> Exercise requirements
Show all lines of the entries in which the word "title" is found.

(Items from an interface collection)
****************************************

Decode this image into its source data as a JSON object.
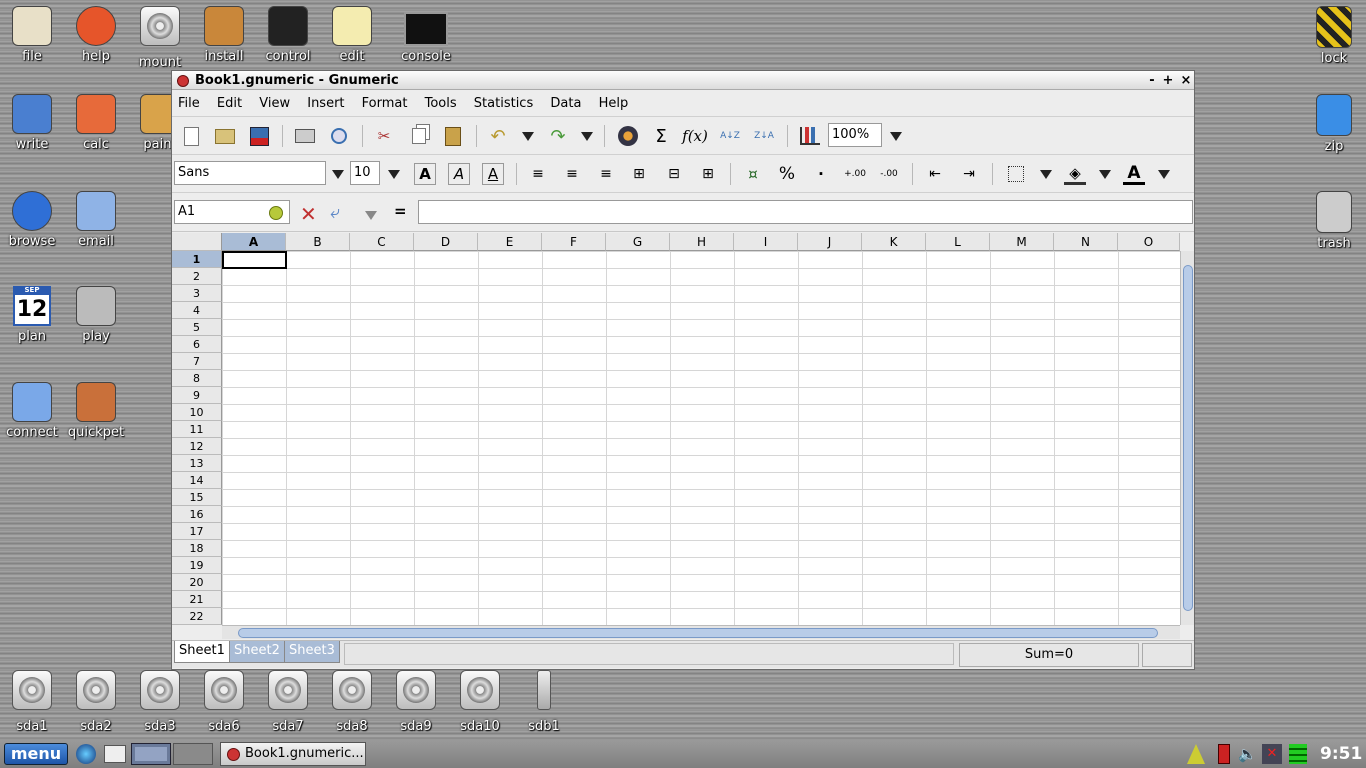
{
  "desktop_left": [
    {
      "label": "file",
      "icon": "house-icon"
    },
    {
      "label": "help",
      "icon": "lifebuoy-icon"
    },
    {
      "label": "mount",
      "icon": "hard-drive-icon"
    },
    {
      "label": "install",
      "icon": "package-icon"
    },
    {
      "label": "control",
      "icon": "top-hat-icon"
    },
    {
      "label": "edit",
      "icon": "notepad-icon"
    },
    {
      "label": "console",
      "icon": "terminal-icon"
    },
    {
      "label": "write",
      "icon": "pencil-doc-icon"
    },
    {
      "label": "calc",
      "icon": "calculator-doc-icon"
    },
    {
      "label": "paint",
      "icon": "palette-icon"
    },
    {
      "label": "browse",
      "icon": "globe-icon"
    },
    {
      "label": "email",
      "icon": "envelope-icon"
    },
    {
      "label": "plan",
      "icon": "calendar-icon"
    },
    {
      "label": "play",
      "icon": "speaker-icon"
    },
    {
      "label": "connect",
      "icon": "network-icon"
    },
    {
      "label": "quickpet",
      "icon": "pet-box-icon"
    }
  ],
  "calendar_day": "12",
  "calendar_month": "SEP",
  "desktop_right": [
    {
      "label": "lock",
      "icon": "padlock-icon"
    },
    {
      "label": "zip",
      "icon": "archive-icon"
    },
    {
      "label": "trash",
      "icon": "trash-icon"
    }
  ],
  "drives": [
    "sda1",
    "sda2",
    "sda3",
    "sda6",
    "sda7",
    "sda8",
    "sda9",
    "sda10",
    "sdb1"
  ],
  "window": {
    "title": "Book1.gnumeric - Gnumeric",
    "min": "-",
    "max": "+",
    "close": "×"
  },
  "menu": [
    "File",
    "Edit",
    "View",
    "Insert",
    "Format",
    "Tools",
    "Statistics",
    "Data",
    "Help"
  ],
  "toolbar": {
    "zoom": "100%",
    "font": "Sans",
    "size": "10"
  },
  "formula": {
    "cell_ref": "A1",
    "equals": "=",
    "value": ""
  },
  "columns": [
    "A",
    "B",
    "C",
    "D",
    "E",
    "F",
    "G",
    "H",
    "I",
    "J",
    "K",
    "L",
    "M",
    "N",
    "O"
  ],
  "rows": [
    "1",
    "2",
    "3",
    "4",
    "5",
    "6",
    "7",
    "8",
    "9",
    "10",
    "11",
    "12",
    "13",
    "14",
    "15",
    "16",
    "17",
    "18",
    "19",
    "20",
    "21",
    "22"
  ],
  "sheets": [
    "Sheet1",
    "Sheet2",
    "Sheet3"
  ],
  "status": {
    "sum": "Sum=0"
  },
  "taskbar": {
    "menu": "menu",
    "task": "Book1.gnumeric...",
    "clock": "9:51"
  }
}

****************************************

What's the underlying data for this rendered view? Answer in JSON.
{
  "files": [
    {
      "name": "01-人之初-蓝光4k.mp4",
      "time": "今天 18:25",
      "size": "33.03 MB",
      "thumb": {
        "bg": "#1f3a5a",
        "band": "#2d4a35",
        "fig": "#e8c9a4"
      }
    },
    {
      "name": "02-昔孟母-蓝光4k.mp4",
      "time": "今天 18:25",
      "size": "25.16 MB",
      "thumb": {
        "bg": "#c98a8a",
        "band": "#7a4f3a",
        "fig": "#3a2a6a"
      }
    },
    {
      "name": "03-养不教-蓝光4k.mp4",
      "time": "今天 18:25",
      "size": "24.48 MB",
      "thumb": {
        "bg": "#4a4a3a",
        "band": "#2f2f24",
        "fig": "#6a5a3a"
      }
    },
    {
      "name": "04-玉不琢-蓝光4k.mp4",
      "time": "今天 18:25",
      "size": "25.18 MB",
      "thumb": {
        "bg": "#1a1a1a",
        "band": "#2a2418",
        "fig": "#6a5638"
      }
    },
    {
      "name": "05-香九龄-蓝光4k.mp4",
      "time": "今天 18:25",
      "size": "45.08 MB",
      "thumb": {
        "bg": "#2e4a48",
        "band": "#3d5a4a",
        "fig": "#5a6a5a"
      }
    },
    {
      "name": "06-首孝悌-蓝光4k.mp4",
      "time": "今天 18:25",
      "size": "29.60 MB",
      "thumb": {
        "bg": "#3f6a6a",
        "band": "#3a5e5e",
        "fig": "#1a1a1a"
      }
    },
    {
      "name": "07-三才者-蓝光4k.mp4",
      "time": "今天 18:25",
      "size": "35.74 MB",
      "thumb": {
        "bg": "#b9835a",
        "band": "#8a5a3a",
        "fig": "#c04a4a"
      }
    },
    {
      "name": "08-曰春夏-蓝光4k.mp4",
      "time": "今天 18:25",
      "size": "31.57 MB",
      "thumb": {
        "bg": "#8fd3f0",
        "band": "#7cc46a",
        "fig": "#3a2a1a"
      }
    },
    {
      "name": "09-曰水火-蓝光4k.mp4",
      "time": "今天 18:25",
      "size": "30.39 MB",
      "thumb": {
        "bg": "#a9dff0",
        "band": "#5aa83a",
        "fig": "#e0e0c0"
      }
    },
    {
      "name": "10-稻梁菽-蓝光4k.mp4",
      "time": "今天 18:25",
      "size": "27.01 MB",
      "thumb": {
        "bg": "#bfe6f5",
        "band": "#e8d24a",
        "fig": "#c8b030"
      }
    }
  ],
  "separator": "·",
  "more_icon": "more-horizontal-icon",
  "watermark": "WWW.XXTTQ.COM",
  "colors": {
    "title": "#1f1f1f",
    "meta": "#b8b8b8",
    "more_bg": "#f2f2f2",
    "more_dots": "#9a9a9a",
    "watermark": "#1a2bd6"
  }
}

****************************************

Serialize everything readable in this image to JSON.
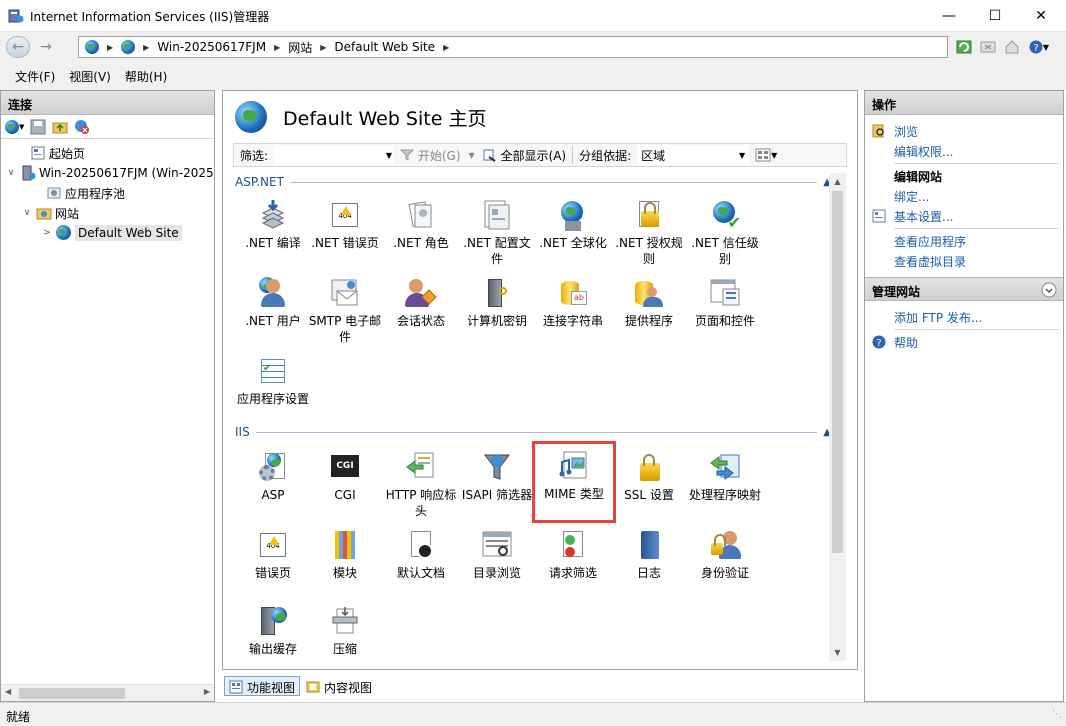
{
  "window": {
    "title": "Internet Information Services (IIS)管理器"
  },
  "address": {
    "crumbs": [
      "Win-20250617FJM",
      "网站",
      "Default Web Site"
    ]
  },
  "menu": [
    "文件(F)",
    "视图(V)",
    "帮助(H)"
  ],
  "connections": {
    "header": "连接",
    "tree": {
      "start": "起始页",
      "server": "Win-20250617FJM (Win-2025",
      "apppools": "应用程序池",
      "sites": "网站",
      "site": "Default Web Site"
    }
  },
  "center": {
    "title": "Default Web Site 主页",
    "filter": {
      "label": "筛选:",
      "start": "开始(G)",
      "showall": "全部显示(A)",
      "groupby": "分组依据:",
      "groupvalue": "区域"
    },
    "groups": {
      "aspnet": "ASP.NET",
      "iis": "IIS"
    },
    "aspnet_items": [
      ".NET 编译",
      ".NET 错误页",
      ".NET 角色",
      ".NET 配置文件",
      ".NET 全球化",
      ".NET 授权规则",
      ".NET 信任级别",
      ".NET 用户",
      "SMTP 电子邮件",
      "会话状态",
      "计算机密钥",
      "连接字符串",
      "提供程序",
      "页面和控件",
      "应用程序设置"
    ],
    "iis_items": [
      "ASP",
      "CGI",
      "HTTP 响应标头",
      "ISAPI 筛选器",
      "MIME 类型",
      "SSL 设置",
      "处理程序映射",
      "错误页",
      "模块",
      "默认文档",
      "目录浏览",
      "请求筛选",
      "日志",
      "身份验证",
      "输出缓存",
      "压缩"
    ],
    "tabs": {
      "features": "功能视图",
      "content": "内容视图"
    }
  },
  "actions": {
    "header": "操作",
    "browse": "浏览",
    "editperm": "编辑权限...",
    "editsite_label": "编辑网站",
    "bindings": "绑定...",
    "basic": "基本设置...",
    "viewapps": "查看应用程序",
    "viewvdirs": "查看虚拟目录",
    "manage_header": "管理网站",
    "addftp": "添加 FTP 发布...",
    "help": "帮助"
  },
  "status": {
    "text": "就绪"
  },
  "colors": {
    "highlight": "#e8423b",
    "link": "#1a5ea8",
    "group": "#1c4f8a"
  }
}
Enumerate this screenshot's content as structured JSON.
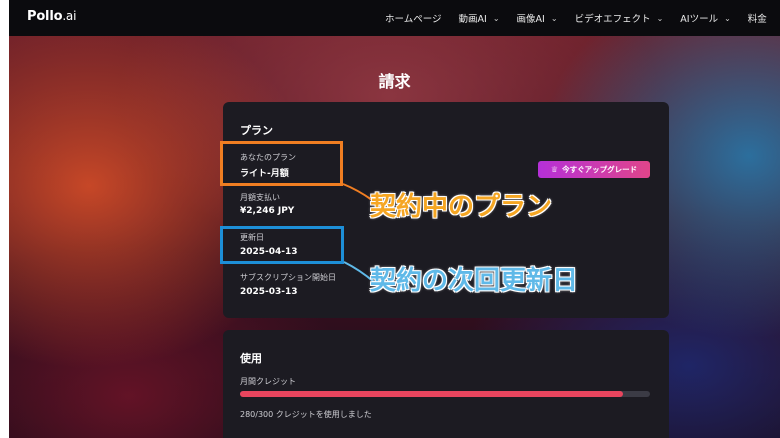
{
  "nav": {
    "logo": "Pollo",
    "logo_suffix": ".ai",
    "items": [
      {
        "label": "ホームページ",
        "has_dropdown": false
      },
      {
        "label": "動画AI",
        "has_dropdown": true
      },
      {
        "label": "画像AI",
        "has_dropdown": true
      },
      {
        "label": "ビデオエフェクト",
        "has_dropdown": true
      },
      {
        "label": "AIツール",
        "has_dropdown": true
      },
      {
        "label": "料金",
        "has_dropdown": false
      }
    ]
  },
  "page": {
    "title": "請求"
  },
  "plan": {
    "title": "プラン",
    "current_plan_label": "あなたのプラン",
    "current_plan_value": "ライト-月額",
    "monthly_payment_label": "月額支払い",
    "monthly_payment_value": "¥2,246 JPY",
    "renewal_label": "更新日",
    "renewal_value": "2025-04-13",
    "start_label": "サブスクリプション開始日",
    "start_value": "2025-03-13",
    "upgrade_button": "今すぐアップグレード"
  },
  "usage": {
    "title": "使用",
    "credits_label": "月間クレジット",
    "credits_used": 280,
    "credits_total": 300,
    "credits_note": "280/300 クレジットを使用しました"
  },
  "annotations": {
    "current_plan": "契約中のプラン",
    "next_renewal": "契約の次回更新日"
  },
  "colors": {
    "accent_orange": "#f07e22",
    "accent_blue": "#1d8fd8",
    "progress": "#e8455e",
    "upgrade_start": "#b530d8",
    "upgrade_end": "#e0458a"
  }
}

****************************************

> Expected output
    "title": "Book1.gnumeric - Gnumeric",
    "title": "#1f1f1f",
    "title": "Internet Information Services (IIS)管理器"
    "title": "Default Web Site 主页",
    "title": "請求"
    "title": "プラン",
    "title": "使用",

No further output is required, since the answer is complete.